January 23, 2017
Federal Trade Commission Office of the Secretary
600 Pennsylvania Avenue, NW Room CC-5610 (Annex C) Washington, DC 20580
RE: Contact Lens Rule, 16 CFR Part 315, Project No. R511995
On behalf of Americans for Tax Reform, I write in support of new changes to the Contact Lens Rule (16 CFR Part 315, Project No. R511995.)
The proposed changes to the rule promote and protect the free market by ensuring consumers have the freedom to purchase where they choose free from interference.
In 2003, the Fairness to Contact Lens Consumers Act (FCLCA) was made into law in response to this issue. The act required that optometrists provide patients with a copy of their prescription.
Prior to passage of FCLCA, optometrists could make it more difficult for their patients to purchase from a third party. These concerns were far from hypothetical – there were many well documented cases of bad actors implicitly or directly blocking the free choice of consumers.
To be clear, there should be no restrictions on professionals selling contact lens, nor should there be any restriction on consumers safely purchasing from a third party.
Since the rule has been enacted, patients have had more options on where to fill their prescriptions. FCLCA fixed existing flaws in law by allowing consumers the right to “passive verification” over contact lens prescriptions, a change that meant patients would have access to a written prescription, so they could shop where they wanted.
The newly proposed changes to the contact lens rule protect the successes from FCLCA introducing new provisions that will strengthen federal law.
The rule calls for additional record keeping in the form of a “receipt of contact lens prescription” that enshrines the right of consumers to freely purchase from either their optometrist or a third party provider.

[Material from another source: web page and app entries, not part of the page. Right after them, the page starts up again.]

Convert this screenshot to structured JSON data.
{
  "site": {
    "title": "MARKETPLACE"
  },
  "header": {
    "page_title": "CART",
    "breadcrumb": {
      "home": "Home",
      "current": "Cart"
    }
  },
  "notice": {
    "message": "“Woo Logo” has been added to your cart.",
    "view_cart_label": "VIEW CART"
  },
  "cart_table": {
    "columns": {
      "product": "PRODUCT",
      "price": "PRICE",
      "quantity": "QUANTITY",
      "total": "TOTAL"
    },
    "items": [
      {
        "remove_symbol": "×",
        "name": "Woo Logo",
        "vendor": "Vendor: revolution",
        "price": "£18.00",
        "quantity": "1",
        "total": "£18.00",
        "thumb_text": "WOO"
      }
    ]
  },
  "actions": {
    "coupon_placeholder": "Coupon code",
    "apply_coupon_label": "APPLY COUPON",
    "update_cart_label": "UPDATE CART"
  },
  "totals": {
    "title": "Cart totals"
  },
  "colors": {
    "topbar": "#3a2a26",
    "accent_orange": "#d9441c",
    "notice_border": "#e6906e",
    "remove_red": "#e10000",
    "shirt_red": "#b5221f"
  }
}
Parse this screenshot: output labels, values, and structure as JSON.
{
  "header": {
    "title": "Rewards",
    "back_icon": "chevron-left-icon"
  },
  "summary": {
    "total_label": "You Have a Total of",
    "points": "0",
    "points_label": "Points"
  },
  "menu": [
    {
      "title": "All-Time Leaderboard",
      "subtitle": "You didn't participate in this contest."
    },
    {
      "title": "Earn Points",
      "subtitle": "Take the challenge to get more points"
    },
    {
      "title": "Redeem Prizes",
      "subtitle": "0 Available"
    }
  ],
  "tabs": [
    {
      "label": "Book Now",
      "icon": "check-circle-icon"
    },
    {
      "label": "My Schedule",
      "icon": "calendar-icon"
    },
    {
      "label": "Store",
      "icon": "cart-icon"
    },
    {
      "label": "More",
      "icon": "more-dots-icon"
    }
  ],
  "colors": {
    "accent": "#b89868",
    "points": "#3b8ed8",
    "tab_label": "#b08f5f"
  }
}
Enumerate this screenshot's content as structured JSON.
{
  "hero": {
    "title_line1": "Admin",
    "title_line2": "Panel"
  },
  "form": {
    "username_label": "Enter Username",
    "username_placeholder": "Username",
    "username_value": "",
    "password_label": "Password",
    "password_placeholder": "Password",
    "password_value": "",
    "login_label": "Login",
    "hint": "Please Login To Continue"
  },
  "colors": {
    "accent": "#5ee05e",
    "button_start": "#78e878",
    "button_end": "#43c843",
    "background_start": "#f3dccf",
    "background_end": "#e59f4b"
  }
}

Consumers will also have increased flexibility to have their prescriptions verified through phone, fax, or online, a change that makes sense given the ease of communication today.
Importantly, changes to the rule do not include some of the proposed changes that would restrict the free market.

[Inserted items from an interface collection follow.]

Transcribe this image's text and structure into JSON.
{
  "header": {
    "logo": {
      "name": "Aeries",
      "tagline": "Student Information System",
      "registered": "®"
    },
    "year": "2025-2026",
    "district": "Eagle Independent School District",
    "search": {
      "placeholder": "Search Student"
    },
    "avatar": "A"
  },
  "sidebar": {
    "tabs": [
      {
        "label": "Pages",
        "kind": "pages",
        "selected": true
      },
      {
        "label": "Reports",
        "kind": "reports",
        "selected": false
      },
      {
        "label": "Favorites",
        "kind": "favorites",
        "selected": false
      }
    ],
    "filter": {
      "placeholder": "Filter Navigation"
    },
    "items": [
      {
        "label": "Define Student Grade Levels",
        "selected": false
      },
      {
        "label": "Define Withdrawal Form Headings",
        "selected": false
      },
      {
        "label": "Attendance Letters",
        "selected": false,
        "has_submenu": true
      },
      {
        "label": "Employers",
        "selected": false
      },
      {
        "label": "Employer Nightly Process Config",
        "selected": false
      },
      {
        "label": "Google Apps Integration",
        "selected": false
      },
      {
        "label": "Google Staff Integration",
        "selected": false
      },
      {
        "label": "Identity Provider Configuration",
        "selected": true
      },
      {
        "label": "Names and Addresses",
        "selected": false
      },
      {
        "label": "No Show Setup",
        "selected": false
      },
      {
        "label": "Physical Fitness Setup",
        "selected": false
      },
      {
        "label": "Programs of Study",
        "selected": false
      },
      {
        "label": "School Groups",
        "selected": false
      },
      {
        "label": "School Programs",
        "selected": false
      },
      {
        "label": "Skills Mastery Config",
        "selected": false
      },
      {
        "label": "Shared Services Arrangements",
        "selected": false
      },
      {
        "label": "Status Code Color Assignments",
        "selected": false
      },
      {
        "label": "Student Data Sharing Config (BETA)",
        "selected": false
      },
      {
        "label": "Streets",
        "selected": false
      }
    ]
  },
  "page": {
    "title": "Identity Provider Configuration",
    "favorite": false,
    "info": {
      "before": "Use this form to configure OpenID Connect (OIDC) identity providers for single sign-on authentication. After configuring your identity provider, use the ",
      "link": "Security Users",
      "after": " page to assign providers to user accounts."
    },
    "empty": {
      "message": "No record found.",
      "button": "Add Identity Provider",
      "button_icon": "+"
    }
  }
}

Critics of existing law have long argued that it is unsafe for patients to fill their prescriptions through a third party. These opponents have proposed regulations to the FCLCA such as allowing optometrists to block any third party from filling a prescription based on their own discretion and prohibiting automated verification that makes it easier and faster for patients to receive their prescriptions.

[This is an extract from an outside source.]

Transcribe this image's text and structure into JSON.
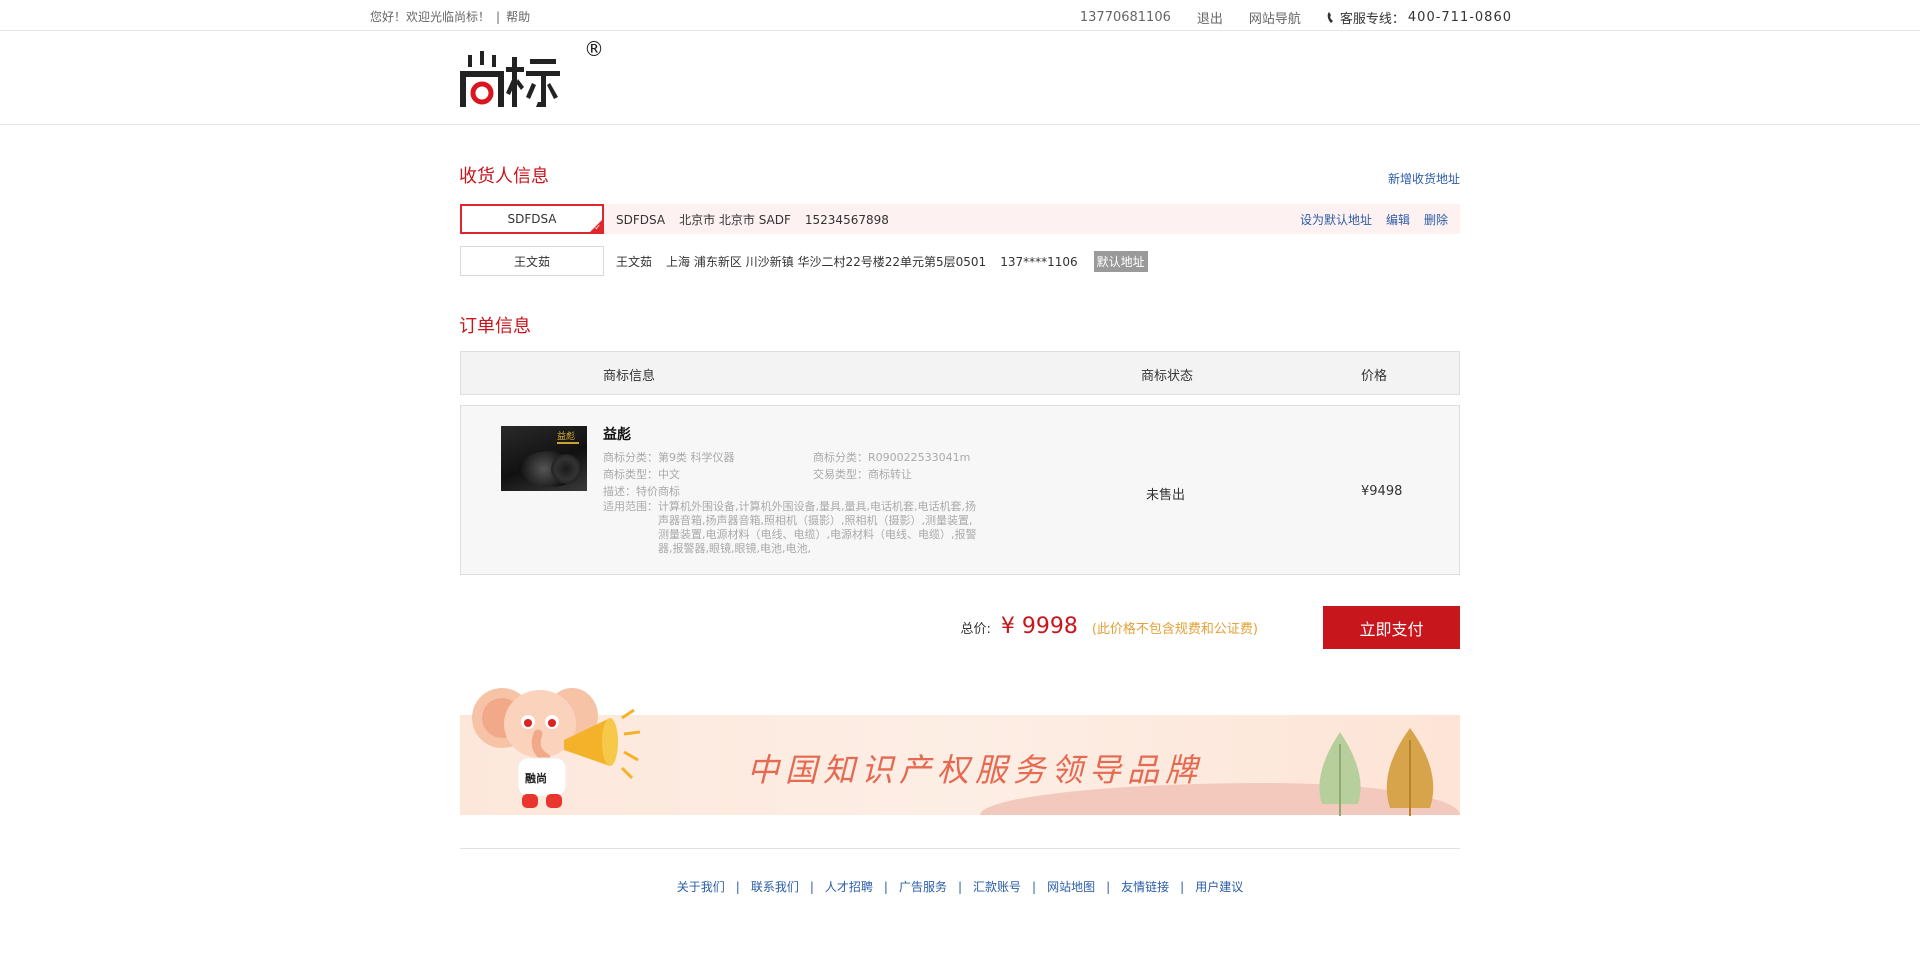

After a year-long examination the FTC has rightly debunked all safety issues that have been raised and decided that there is no basis for implementing these unnecessary regulations.
The new proposal will add to the success of existing law, promoting the well-being of patients and the free market. I urge the FTC to move forward with this rule and continue to reject any proposals that weaken contact lens consumer protections.
Grover G. Norquist
President, Americans for Tax Reform